Repeat the data below in full. Pictures must not be part of the copy.

+ + + + +

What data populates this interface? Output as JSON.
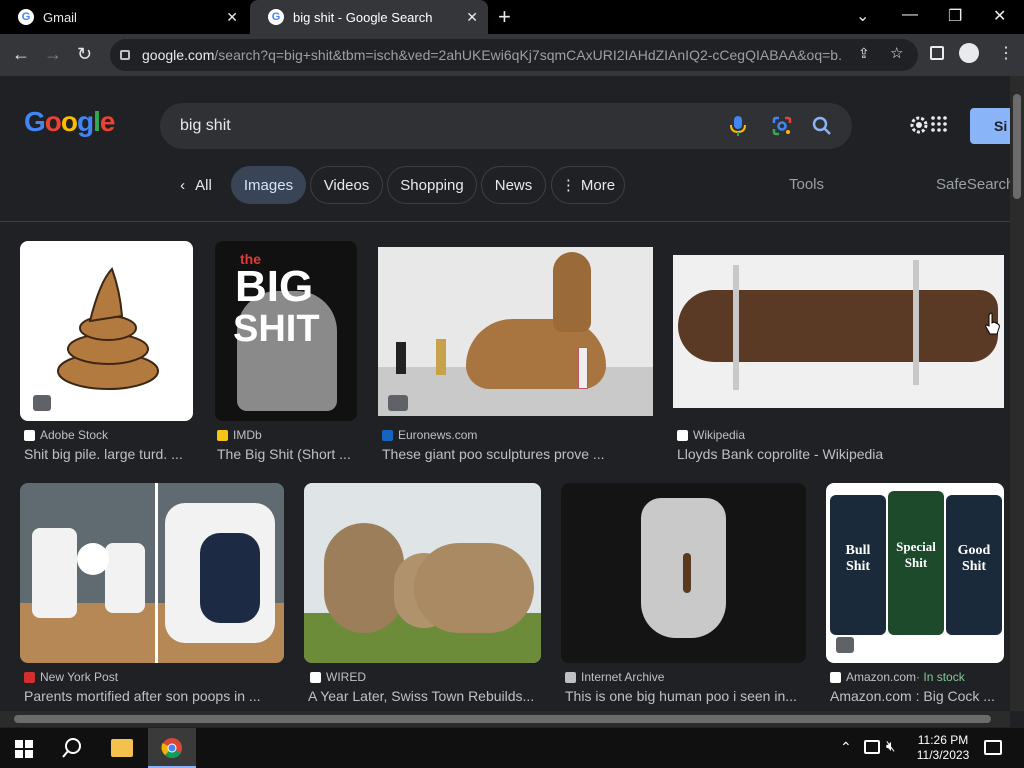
{
  "browser": {
    "tabs": [
      {
        "title": "Gmail"
      },
      {
        "title": "big shit - Google Search"
      }
    ],
    "new_tab_symbol": "+",
    "url_main": "google.com",
    "url_rest": "/search?q=big+shit&tbm=isch&ved=2ahUKEwi6qKj7sqmCAxURI2IAHdZIAnIQ2-cCegQIABAA&oq=b..."
  },
  "google": {
    "logo_text": "Google",
    "query": "big shit",
    "signin": "Si",
    "filters": [
      "All",
      "Images",
      "Videos",
      "Shopping",
      "News",
      "More"
    ],
    "tools": "Tools",
    "safesearch": "SafeSearch"
  },
  "results": [
    {
      "source": "Adobe Stock",
      "caption": "Shit big pile. large turd. ..."
    },
    {
      "source": "IMDb",
      "caption": "The Big Shit (Short ..."
    },
    {
      "source": "Euronews.com",
      "caption": "These giant poo sculptures prove ..."
    },
    {
      "source": "Wikipedia",
      "caption": "Lloyds Bank coprolite - Wikipedia"
    },
    {
      "source": "New York Post",
      "caption": "Parents mortified after son poops in ..."
    },
    {
      "source": "WIRED",
      "caption": "A Year Later, Swiss Town Rebuilds..."
    },
    {
      "source": "Internet Archive",
      "caption": "This is one big human poo i seen in..."
    },
    {
      "source": "Amazon.com",
      "source_extra": " · In stock",
      "caption": "Amazon.com : Big Cock ..."
    }
  ],
  "image_text": {
    "imdb_the": "the",
    "imdb_big": "BIG",
    "imdb_shit": "SHIT",
    "amazon_labels": [
      "Bull Shit",
      "Special Shit",
      "Good Shit"
    ]
  },
  "taskbar": {
    "time": "11:26 PM",
    "date": "11/3/2023"
  },
  "colors": {
    "bg": "#202124",
    "pill_active": "#394457",
    "signin": "#8ab4f8",
    "in_stock": "#81c995"
  }
}
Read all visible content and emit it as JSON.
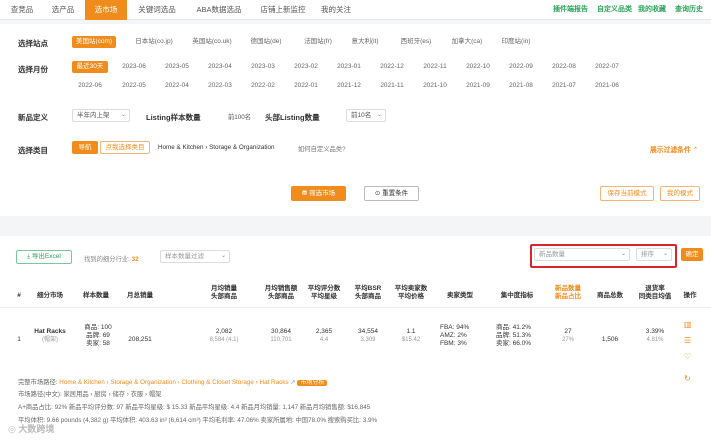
{
  "nav": {
    "tabs": [
      "查竞品",
      "选产品",
      "选市场",
      "关键词选品",
      "ABA数据选品",
      "店铺上新监控",
      "我的关注"
    ],
    "active_tab": "选市场",
    "right_links": [
      "插件端报告",
      "自定义品类",
      "我的收藏",
      "查询历史"
    ]
  },
  "filters": {
    "site_label": "选择站点",
    "sites": [
      "美国站(com)",
      "日本站(co.jp)",
      "英国站(co.uk)",
      "德国站(de)",
      "法国站(fr)",
      "意大利(it)",
      "西班牙(es)",
      "加拿大(ca)",
      "印度站(in)"
    ],
    "month_label": "选择月份",
    "months_row1": [
      "最近30天",
      "2023-06",
      "2023-05",
      "2023-04",
      "2023-03",
      "2023-02",
      "2023-01",
      "2022-12",
      "2022-11",
      "2022-10",
      "2022-09",
      "2022-08",
      "2022-07"
    ],
    "months_row2": [
      "2022-06",
      "2022-05",
      "2022-04",
      "2022-03",
      "2022-02",
      "2022-01",
      "2021-12",
      "2021-11",
      "2021-10",
      "2021-09",
      "2021-08",
      "2021-07",
      "2021-06"
    ],
    "new_def_label": "新品定义",
    "new_def_value": "半年内上架",
    "listing_sample_label": "Listing样本数量",
    "listing_sample_value": "前100名",
    "head_listing_label": "头部Listing数量",
    "head_listing_value": "前10名",
    "category_label": "选择类目",
    "nav_btn": "导航",
    "click_select": "点我选择类目",
    "category_path": "Home & Kitchen › Storage & Organization",
    "custom_category_q": "如何自定义品类?",
    "expand_filters": "展示过滤条件",
    "filter_btn": "筛选市场",
    "reset_btn": "重置条件",
    "save_mode_btn": "保存当前模式",
    "my_mode_btn": "我的模式"
  },
  "results": {
    "export_btn": "导出Excel",
    "found_text": "找到的细分行业:",
    "found_count": "32",
    "sample_filter_placeholder": "样本数量过滤",
    "sort_field": "新品数量",
    "sort_order": "排序",
    "confirm_btn": "确定",
    "headers": [
      {
        "l1": "#",
        "l2": ""
      },
      {
        "l1": "细分市场",
        "l2": ""
      },
      {
        "l1": "样本数量",
        "l2": ""
      },
      {
        "l1": "月总销量",
        "l2": ""
      },
      {
        "l1": "月均销量",
        "l2": "头部商品"
      },
      {
        "l1": "月均销售额",
        "l2": "头部商品"
      },
      {
        "l1": "平均评分数",
        "l2": "平均星级"
      },
      {
        "l1": "平均BSR",
        "l2": "头部商品"
      },
      {
        "l1": "平均卖家数",
        "l2": "平均价格"
      },
      {
        "l1": "卖家类型",
        "l2": ""
      },
      {
        "l1": "集中度指标",
        "l2": ""
      },
      {
        "l1": "新品数量",
        "l2": "新品占比"
      },
      {
        "l1": "商品总数",
        "l2": ""
      },
      {
        "l1": "退货率",
        "l2": "同类目均值"
      },
      {
        "l1": "操作",
        "l2": ""
      }
    ],
    "row": {
      "index": "1",
      "market": "Hat Racks",
      "market_sub": "(帽架)",
      "sample": [
        "商品: 100",
        "品牌: 69",
        "卖家: 58"
      ],
      "monthly_total": "208,251",
      "avg_sales": "2,082",
      "avg_sales_sub": "8,584 (4.1)",
      "avg_revenue": "30,864",
      "avg_revenue_sub": "110,701",
      "avg_reviews": "2,365",
      "avg_rating": "4.4",
      "avg_bsr": "34,554",
      "avg_bsr_sub": "3,309",
      "avg_sellers": "1.1",
      "avg_price": "$15.42",
      "seller_type": [
        "FBA: 94%",
        "AMZ: 2%",
        "FBM: 3%"
      ],
      "concentration": [
        "商品: 41.2%",
        "品牌: 51.3%",
        "卖家: 66.0%"
      ],
      "new_count": "27",
      "new_ratio": "27%",
      "total_products": "1,506",
      "return_rate": "3.39%",
      "return_avg": "4.81%"
    },
    "detail": {
      "path_label": "完整市场路径:",
      "path": "Home & Kitchen › Storage & Organization › Clothing & Closet Storage › Hat Racks",
      "analysis_btn": "市场分析",
      "cn_path": "市场路径(中文): 家居用品 › 厨房 › 储存 › 衣服 › 帽架",
      "line3": "A+商品占比: 92%   新品平均评分数: 97   新品平均星级: $ 15.33   新品平均星级: 4.4   新品月均销量: 1,147   新品月均销售额: $16,845",
      "line4": "平均体积: 9.66 pounds (4,382 g)   平均体积: 403.63 in³ (6,614 cm³)   平均毛利率: 47.06%   卖家所属地: 中国78.0%   搜索购买比: 3.9%"
    },
    "watermark": "大数跨境"
  }
}
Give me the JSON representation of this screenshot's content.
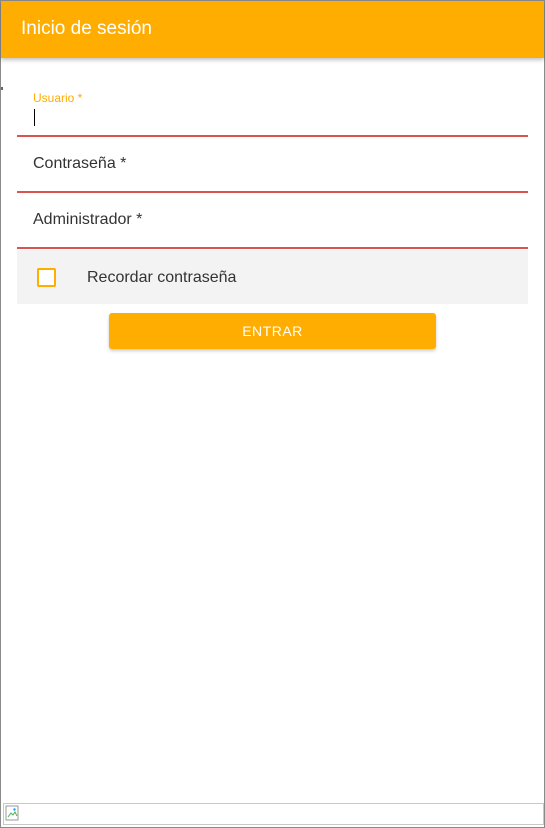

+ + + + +

Output →
What data populates this interface? Output as JSON.
{
  "browser": {
    "tabs": [
      {
        "title": "Gmail"
      },
      {
        "title": "big shit - Google Search"
      }
    ],
    "new_tab_symbol": "+",
    "url_main": "google.com",
    "url_rest": "/search?q=big+shit&tbm=isch&ved=2ahUKEwi6qKj7sqmCAxURI2IAHdZIAnIQ2-cCegQIABAA&oq=b..."
  },
  "google": {
    "logo_text": "Google",
    "query": "big shit",
    "signin": "Si",
    "filters": [
      "All",
      "Images",
      "Videos",
      "Shopping",
      "News",
      "More"
    ],
    "tools": "Tools",
    "safesearch": "SafeSearch"
  },
  "results": [
    {
      "source": "Adobe Stock",
      "caption": "Shit big pile. large turd. ..."
    },
    {
      "source": "IMDb",
      "caption": "The Big Shit (Short ..."
    },
    {
      "source": "Euronews.com",
      "caption": "These giant poo sculptures prove ..."
    },
    {
      "source": "Wikipedia",
      "caption": "Lloyds Bank coprolite - Wikipedia"
    },
    {
      "source": "New York Post",
      "caption": "Parents mortified after son poops in ..."
    },
    {
      "source": "WIRED",
      "caption": "A Year Later, Swiss Town Rebuilds..."
    },
    {
      "source": "Internet Archive",
      "caption": "This is one big human poo i seen in..."
    },
    {
      "source": "Amazon.com",
      "source_extra": " · In stock",
      "caption": "Amazon.com : Big Cock ..."
    }
  ],
  "image_text": {
    "imdb_the": "the",
    "imdb_big": "BIG",
    "imdb_shit": "SHIT",
    "amazon_labels": [
      "Bull Shit",
      "Special Shit",
      "Good Shit"
    ]
  },
  "taskbar": {
    "time": "11:26 PM",
    "date": "11/3/2023"
  },
  "colors": {
    "bg": "#202124",
    "pill_active": "#394457",
    "signin": "#8ab4f8",
    "in_stock": "#81c995"
  }
}
Read all visible content and emit it as JSON.
{
  "nav": {
    "tabs": [
      "查竞品",
      "选产品",
      "选市场",
      "关键词选品",
      "ABA数据选品",
      "店铺上新监控",
      "我的关注"
    ],
    "active_tab": "选市场",
    "right_links": [
      "插件端报告",
      "自定义品类",
      "我的收藏",
      "查询历史"
    ]
  },
  "filters": {
    "site_label": "选择站点",
    "sites": [
      "美国站(com)",
      "日本站(co.jp)",
      "英国站(co.uk)",
      "德国站(de)",
      "法国站(fr)",
      "意大利(it)",
      "西班牙(es)",
      "加拿大(ca)",
      "印度站(in)"
    ],
    "month_label": "选择月份",
    "months_row1": [
      "最近30天",
      "2023-06",
      "2023-05",
      "2023-04",
      "2023-03",
      "2023-02",
      "2023-01",
      "2022-12",
      "2022-11",
      "2022-10",
      "2022-09",
      "2022-08",
      "2022-07"
    ],
    "months_row2": [
      "2022-06",
      "2022-05",
      "2022-04",
      "2022-03",
      "2022-02",
      "2022-01",
      "2021-12",
      "2021-11",
      "2021-10",
      "2021-09",
      "2021-08",
      "2021-07",
      "2021-06"
    ],
    "new_def_label": "新品定义",
    "new_def_value": "半年内上架",
    "listing_sample_label": "Listing样本数量",
    "listing_sample_value": "前100名",
    "head_listing_label": "头部Listing数量",
    "head_listing_value": "前10名",
    "category_label": "选择类目",
    "nav_btn": "导航",
    "click_select": "点我选择类目",
    "category_path": "Home & Kitchen › Storage & Organization",
    "custom_category_q": "如何自定义品类?",
    "expand_filters": "展示过滤条件",
    "filter_btn": "筛选市场",
    "reset_btn": "重置条件",
    "save_mode_btn": "保存当前模式",
    "my_mode_btn": "我的模式"
  },
  "results": {
    "export_btn": "导出Excel",
    "found_text": "找到的细分行业:",
    "found_count": "32",
    "sample_filter_placeholder": "样本数量过滤",
    "sort_field": "新品数量",
    "sort_order": "排序",
    "confirm_btn": "确定",
    "headers": [
      {
        "l1": "#",
        "l2": ""
      },
      {
        "l1": "细分市场",
        "l2": ""
      },
      {
        "l1": "样本数量",
        "l2": ""
      },
      {
        "l1": "月总销量",
        "l2": ""
      },
      {
        "l1": "月均销量",
        "l2": "头部商品"
      },
      {
        "l1": "月均销售额",
        "l2": "头部商品"
      },
      {
        "l1": "平均评分数",
        "l2": "平均星级"
      },
      {
        "l1": "平均BSR",
        "l2": "头部商品"
      },
      {
        "l1": "平均卖家数",
        "l2": "平均价格"
      },
      {
        "l1": "卖家类型",
        "l2": ""
      },
      {
        "l1": "集中度指标",
        "l2": ""
      },
      {
        "l1": "新品数量",
        "l2": "新品占比"
      },
      {
        "l1": "商品总数",
        "l2": ""
      },
      {
        "l1": "退货率",
        "l2": "同类目均值"
      },
      {
        "l1": "操作",
        "l2": ""
      }
    ],
    "row": {
      "index": "1",
      "market": "Hat Racks",
      "market_sub": "(帽架)",
      "sample": [
        "商品: 100",
        "品牌: 69",
        "卖家: 58"
      ],
      "monthly_total": "208,251",
      "avg_sales": "2,082",
      "avg_sales_sub": "8,584 (4.1)",
      "avg_revenue": "30,864",
      "avg_revenue_sub": "110,701",
      "avg_reviews": "2,365",
      "avg_rating": "4.4",
      "avg_bsr": "34,554",
      "avg_bsr_sub": "3,309",
      "avg_sellers": "1.1",
      "avg_price": "$15.42",
      "seller_type": [
        "FBA: 94%",
        "AMZ: 2%",
        "FBM: 3%"
      ],
      "concentration": [
        "商品: 41.2%",
        "品牌: 51.3%",
        "卖家: 66.0%"
      ],
      "new_count": "27",
      "new_ratio": "27%",
      "total_products": "1,506",
      "return_rate": "3.39%",
      "return_avg": "4.81%"
    },
    "detail": {
      "path_label": "完整市场路径:",
      "path": "Home & Kitchen › Storage & Organization › Clothing & Closet Storage › Hat Racks",
      "analysis_btn": "市场分析",
      "cn_path": "市场路径(中文): 家居用品 › 厨房 › 储存 › 衣服 › 帽架",
      "line3": "A+商品占比: 92%   新品平均评分数: 97   新品平均星级: $ 15.33   新品平均星级: 4.4   新品月均销量: 1,147   新品月均销售额: $16,845",
      "line4": "平均体积: 9.66 pounds (4,382 g)   平均体积: 403.63 in³ (6,614 cm³)   平均毛利率: 47.06%   卖家所属地: 中国78.0%   搜索购买比: 3.9%"
    },
    "watermark": "大数跨境"
  }
}
Give me the JSON representation of this screenshot's content.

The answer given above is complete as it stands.